Just one night.
That's about all the time Heather Hayes expected the very old and very sick Chihuahua to live.
As marketing manager at the Asheville Humane Society in North Carolina, she frequently passed the kennel of the trembling dog who spent her days hiding under her bed.
But one day, Hayes passed the kennel — and the trembling dog was staring back at her.
Hayes opened the latch.
"The staff at the shelter wondered if she was even adoptable because her health was so bad," she tells The Dodo. "I said, 'Let me take her home for a night and if we decide she doesn't have a quality of life and we have to let her go, I want her to be at a home.
"At least she'll feel loved for 24 hours.'"
And she told her husband as much when he came home asking about the strange little dog with the tongue that refused to stay in her mouth.
The sudden infusion of love seemed to agree with the supposedly dying old dog. She was still there the next day.
And if she was going to be sticking around, she would need a name.
"She was surrendered to the shelter as 'Jersey Girl,'" Hayes explains. "We decided we needed to give her a better name. Josie … Jazzy … and my husband said, 'Why don't we call her Jay-Z?'
"And then she looked right up at him when he said it. That's why she has a boy name even though she's a girl."
Life, it seemed, was not quite a wrap for Jay-Z. She found a fresh footing with her new siblings, all of them former shelter dogs making the most of new lives.
"Jay-Z was the first dog and senior I adopted," Hayes says. "After we adopted her, we took four more senior and special needs dogs . And now, Jay-Z has her pack of rescue senior Chihuahuas."
"It is so rewarding to bring home animals who are overlooked and give them a family," she adds. But no dog packed a bigger reward in the tiniest form factor than Jay-Z.
Realizing the dog wasn't leaving her any time soon, the couple began taking her along on epic expeditions.

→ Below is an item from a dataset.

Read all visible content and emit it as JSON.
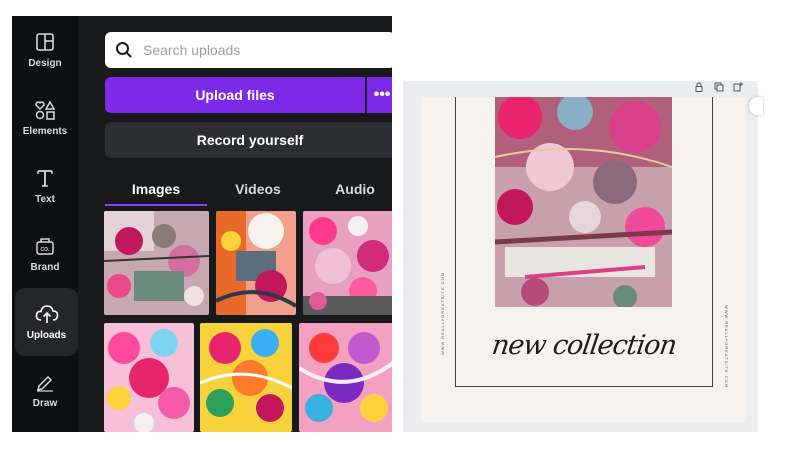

Jay-Z climbed along side Hayes to the top of North Carolina's towering Mount Mitchell. She gazed at the ocean for the first time in her life. She even picnicked at the famed Biltmore Estate.
She camped. She sailed. She conquered.
No one's quite sure of Jay-Z's actual age — although it's certainly somewhere around ancient. But it's been more than four years since Jay-Z came home to spend just one night with this family.
And she's been motoring ever since.
She's had few health scares along the way. In fact, Hayes even keeps a tribute letter in a drawer, thinking she will publish it in the event of the dog's demise.
Whenever that should actually happen.
"She has the most incredible will to live of any animal I've ever known," Hayes says.
But when that end does finally come, Hayes can take comfort in knowing she taught an old dog the most important new trick of all — to be loved is to live.
"Jay-Z taught me to cherish senior animals, who need love and comfort the most in the final years of their lives. Just like people," Hayes writes in the practice letter for the dog's funeral.
"She taught me to appreciate the little things like basking in a sunbeam together or sleeping in late, cuddling on a Saturday morning," she notes.
"I will never, ever forget her sweet face, her howls at the firetruck, her licks on my arm, or her little trademark tongue, as long as I live."
An even more important legacy for a dog whose day never seems to be quite done?
"I hope Jay-Z will inspire others to adopt a senior animal and give them a second chance in their golden years," Hayes says.
In fact, at this very moment there's an old dog waiting at a shelter — hoping someone will unlatch that kennel door and start the big adventure that is a real life.
Think that could be you?
Get in touch with the Asheville Humane Society here.